On the Wed Walk of 8th July we traversed the old parochial confines of the Zejtun to Zabbar close to the church of Our Lady of the Light (Madonna tad-Dawl).

It struck me as odd how a 17th century church was dedicated to Madonna tad-Dawl, a Marian devotion that did not take root in Malta as much as other better known Marian devotions and that reached Malta in the early to mid-18th century.

The church of Our Lady of the Light (Madonna tad-Dawl), on what were the 17th century parochial limits of Zejtun and Zabbar, was earlier dedicated to Saint John the Baptist. However, it appears that some time after the creation of the Zabbar parish in 1615 the church of St. John the Baptist on the Zejtun / Zabbar limits (il-Bidni) was deconsecrated by the church as it fell into disuse. A year before the creation of the Zabbar Parish by Bishop Baldassare Cagliares (1615) the South had suffered a devastating attack (albeit a pyrrhic victory for the Maltese and the knights). As a result, inhabitants moved away from some of the coastal areas in the South until these were better fortified between the reigns of Grandmaster Wignacourt and Grandmaster De Redin.

It was re-consecrated again as a church in the 1730s by Bishop Paul Alpheran de Bussan and in the 1750s it was dedicated to the Lady of the Light (Madonna tad-Dawl) when this Marian devotion reached our shores from Sicily. Although strong for a period of time, this particular devotion was relatively short-lived.
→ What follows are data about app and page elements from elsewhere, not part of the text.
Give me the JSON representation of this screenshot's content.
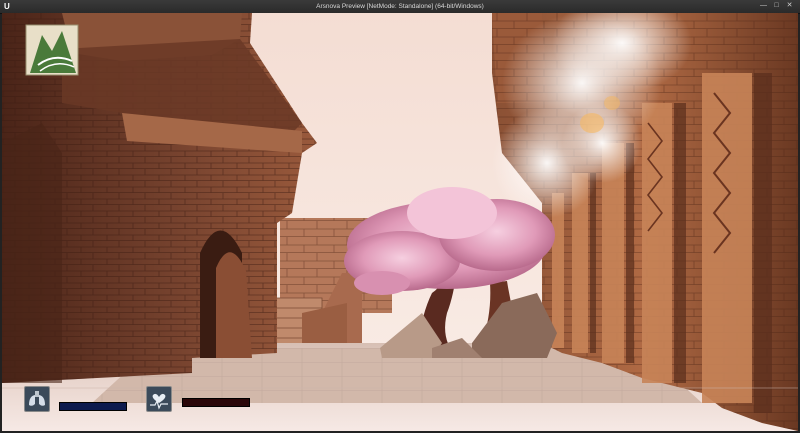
{
  "window": {
    "title": "Arsnova Preview [NetMode: Standalone]  (64-bit/Windows)"
  },
  "hud": {
    "lungs": {
      "icon": "lungs-icon",
      "level": 1.0,
      "color": "#0c1a4e"
    },
    "health": {
      "icon": "heart-monitor-icon",
      "level": 1.0,
      "color": "#2a0608"
    }
  },
  "colors": {
    "sky": "#f7e5dc",
    "stone": "#7a4530",
    "blossom": "#e8a8c4",
    "ground": "#f0e0dc"
  }
}
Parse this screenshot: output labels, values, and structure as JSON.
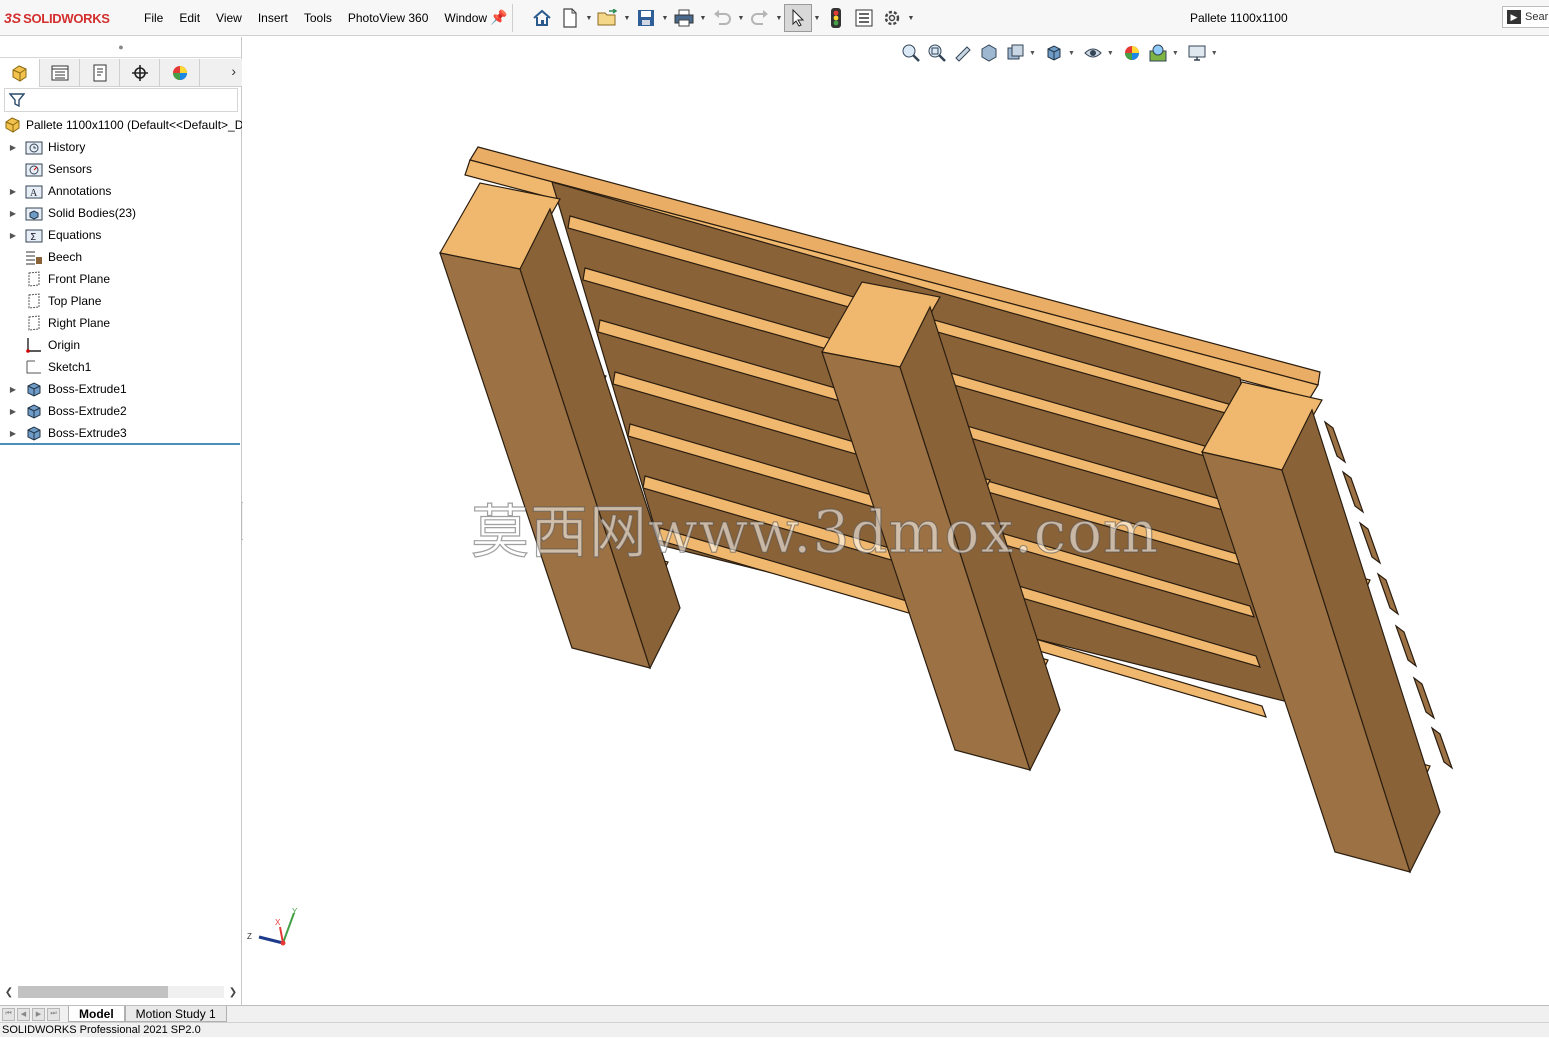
{
  "app": {
    "logo_mark": "3S",
    "logo_text": "SOLIDWORKS",
    "document_title": "Pallete 1100x1100",
    "search_label": "Sear"
  },
  "menu": [
    "File",
    "Edit",
    "View",
    "Insert",
    "Tools",
    "PhotoView 360",
    "Window"
  ],
  "toolbar_icons": [
    "home-icon",
    "new-document-icon",
    "open-icon",
    "save-icon",
    "print-icon",
    "undo-icon",
    "redo-icon",
    "select-icon",
    "rebuild-icon",
    "file-properties-icon",
    "options-icon"
  ],
  "feature_tree": {
    "root": "Pallete 1100x1100  (Default<<Default>_D",
    "items": [
      {
        "label": "History",
        "icon": "history-folder-icon",
        "expandable": true
      },
      {
        "label": "Sensors",
        "icon": "sensors-folder-icon",
        "expandable": false
      },
      {
        "label": "Annotations",
        "icon": "annotations-folder-icon",
        "expandable": true
      },
      {
        "label": "Solid Bodies(23)",
        "icon": "solid-bodies-folder-icon",
        "expandable": true
      },
      {
        "label": "Equations",
        "icon": "equations-folder-icon",
        "expandable": true
      },
      {
        "label": "Beech",
        "icon": "material-icon",
        "expandable": false
      },
      {
        "label": "Front Plane",
        "icon": "plane-icon",
        "expandable": false
      },
      {
        "label": "Top Plane",
        "icon": "plane-icon",
        "expandable": false
      },
      {
        "label": "Right Plane",
        "icon": "plane-icon",
        "expandable": false
      },
      {
        "label": "Origin",
        "icon": "origin-icon",
        "expandable": false
      },
      {
        "label": "Sketch1",
        "icon": "sketch-icon",
        "expandable": false
      },
      {
        "label": "Boss-Extrude1",
        "icon": "boss-extrude-icon",
        "expandable": true
      },
      {
        "label": "Boss-Extrude2",
        "icon": "boss-extrude-icon",
        "expandable": true
      },
      {
        "label": "Boss-Extrude3",
        "icon": "boss-extrude-icon",
        "expandable": true
      }
    ]
  },
  "bottom_tabs": [
    "Model",
    "Motion Study 1"
  ],
  "status_text": "SOLIDWORKS Professional 2021 SP2.0",
  "watermark": "莫西网www.3dmox.com",
  "triad": {
    "x": "X",
    "y": "Y",
    "z": "Z"
  },
  "colors": {
    "accent_red": "#d32f2f",
    "wood_dark": "#8a6238",
    "wood_side": "#9c7244",
    "wood_light": "#f0b86e",
    "wood_top": "#e9ad66"
  }
}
The icon associated with this devotion – Mother Mary pulling a child away from the devil – is associated with a dream of a Sicilian Jesuit who then propagated this devotion of the Madonna as a Protector from evil.

There is one other church dedicated to Madonna tad-Dawl, i.e. in Zebbug on the confines of the village before descending into Wied Baqqiegha. This church, earlier known as tal-Qassis Nardu and dedicated to the Nativity, was re-consecrated as Madonna tad-Dawl in the 1730s also during the time of Bishop Paul Alpheran de Bussan.
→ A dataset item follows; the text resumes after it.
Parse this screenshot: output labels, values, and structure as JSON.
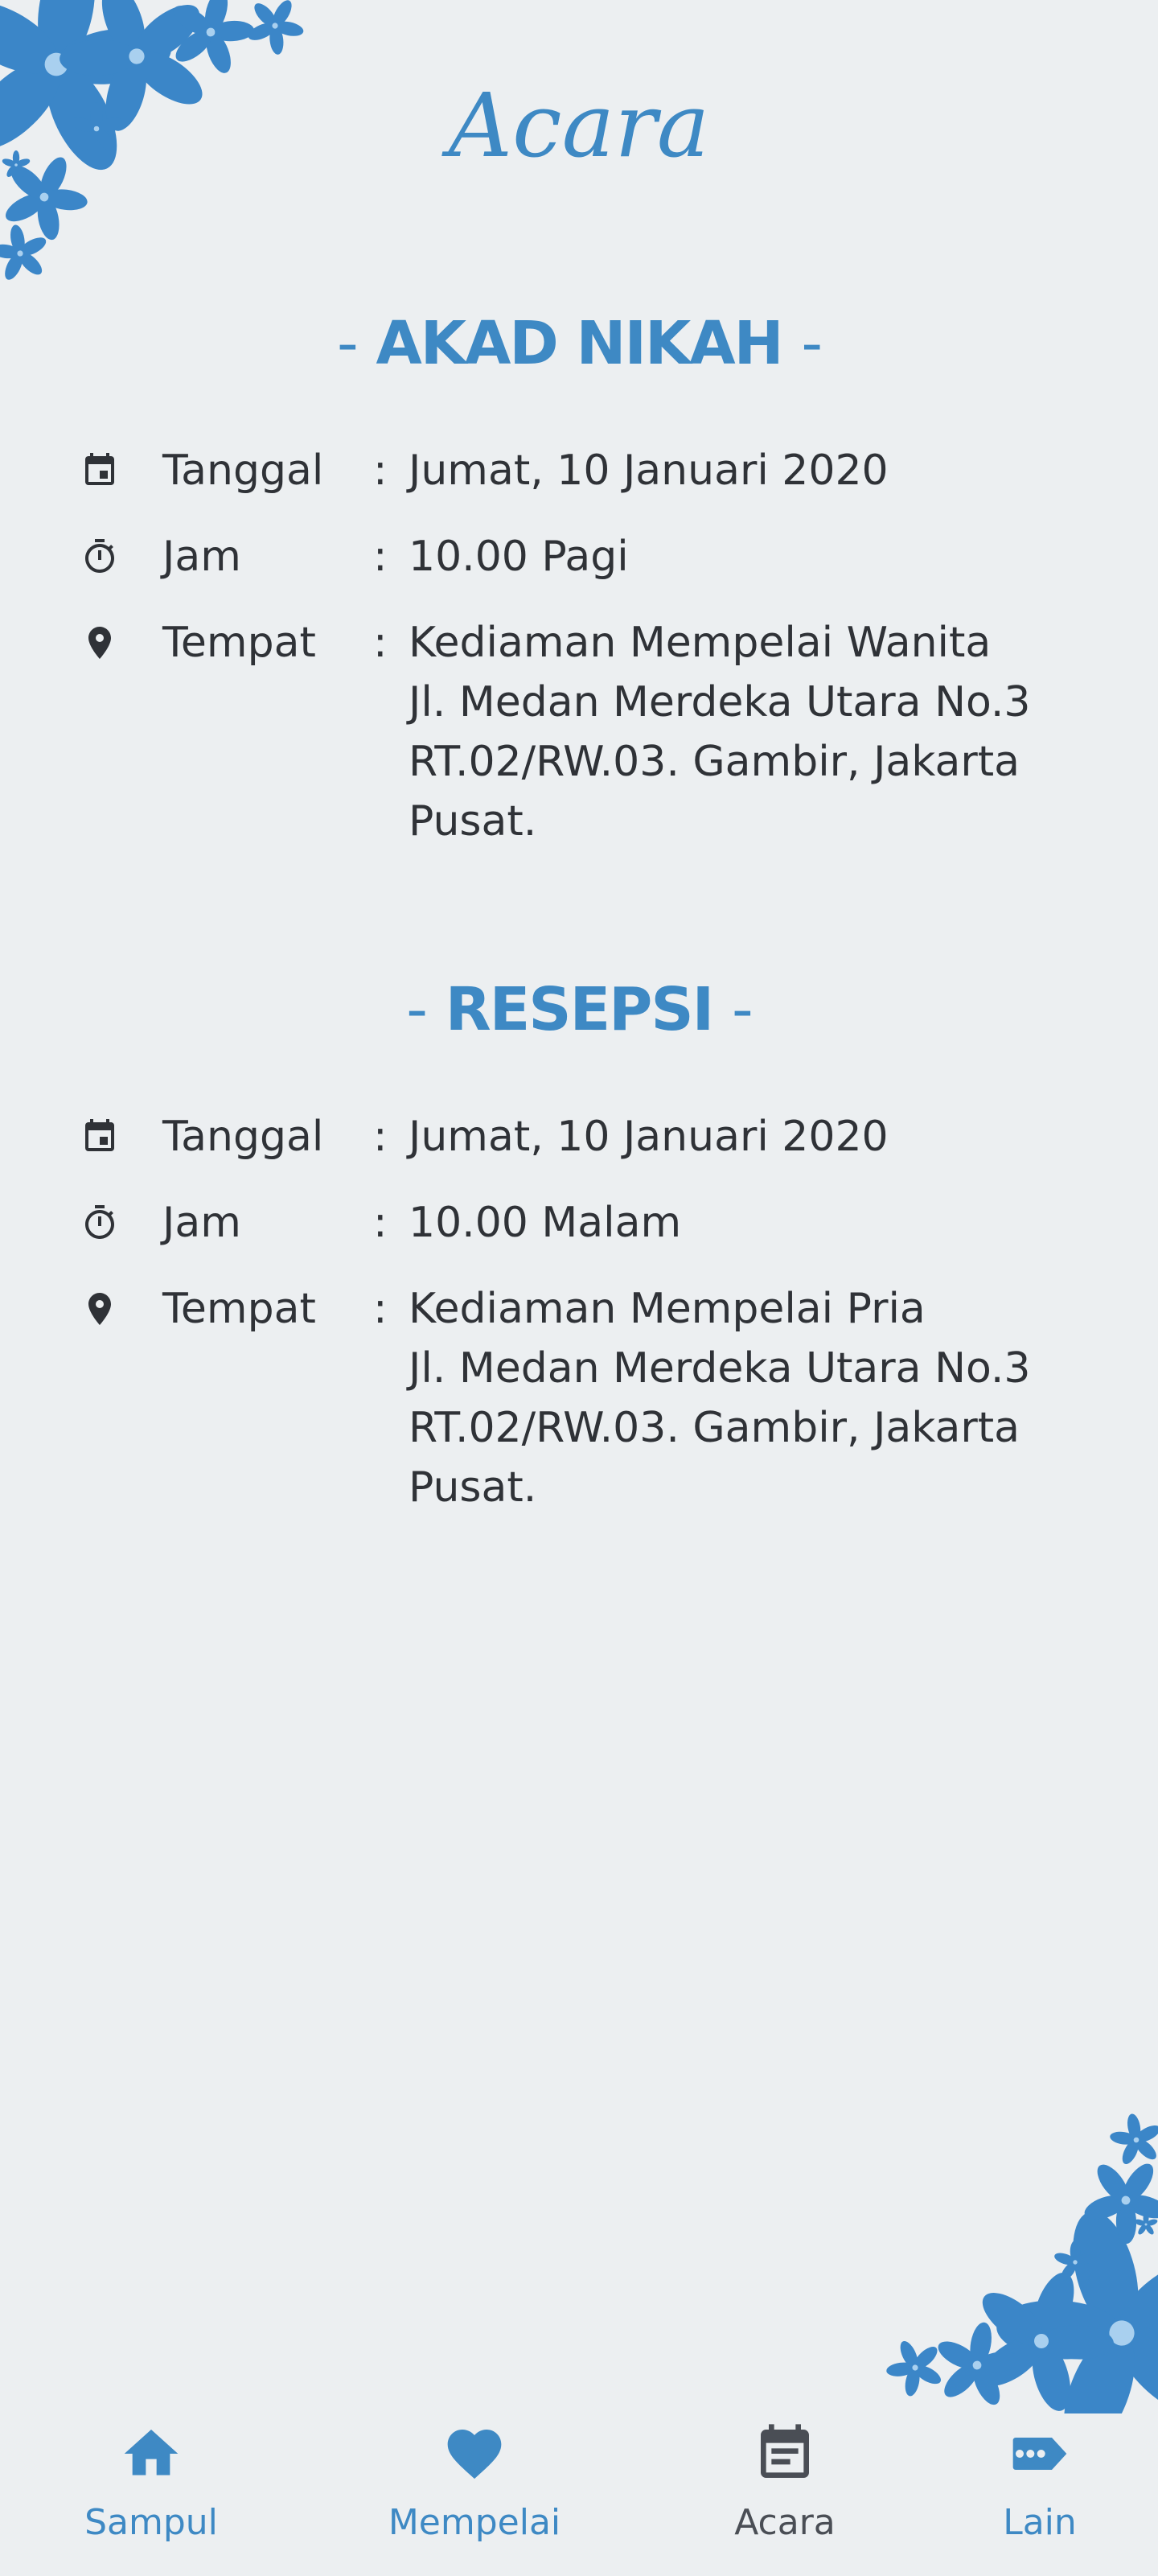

The old parochial confines of Zejtun and Zabbar

We Strike Gold!

In the words of appreciation by Alberto Núñez Feijóo, President of the Autonomous Community of Galicia:

 The above is taken from his letter to the Associations of Friends of the Camino de Santiago – of which XirCammini is part – on being awarded the Casteleo Medal.

The Castelao Medal is awarded by the Galician Government to people and organisations in recognition of exceptional work they do from which the Galician region benefits.

Pilgrimage Tips from the Jacobean Council

The following is a translated excerpt from the latest meeting (25th June) of the Jacobean Council regarding re-commencing the Camino.

“The Executive Commission of the Jacobean Council held its second meeting on June 25 during the health crisis with the aim of preparing the Camino de Santiago before its re-activation in the “new normality”.

The importance of offering the pilgrim information on the new situation of the Camino de Santiago during the health crisis was one of the prevalent conclusions of the Commission.

To this end, we highlight:

Recommendations for the Camino de Santiago during the health crisis COVID-19

The Jacobean Council includes in this section all the recommendations that may be useful for pilgrims and all agents of the Camino de Santiago during the health crisis with the aim of minimizing the risks of contagion. The fulfillment of all these recommendations will contribute to allow the continuity of the Camino during the duration of the pandemic.

It is necessary to take into account that, in the state of new normality, each Autonomous Community can establish its own rules regarding capacity restrictions, group activities, public transport, etc. which can be consulted in the links in the right column.

If you are thinking of doing the Camino, download these tips to help you on your pilgrimage:

Before Departing
On the Camino
Applicable to the Albergue


Where in doubt please always err on the side of prudence. The Camino has been with us for centuries and will be with us after this episode. Life is more fragile.

Buen Camino.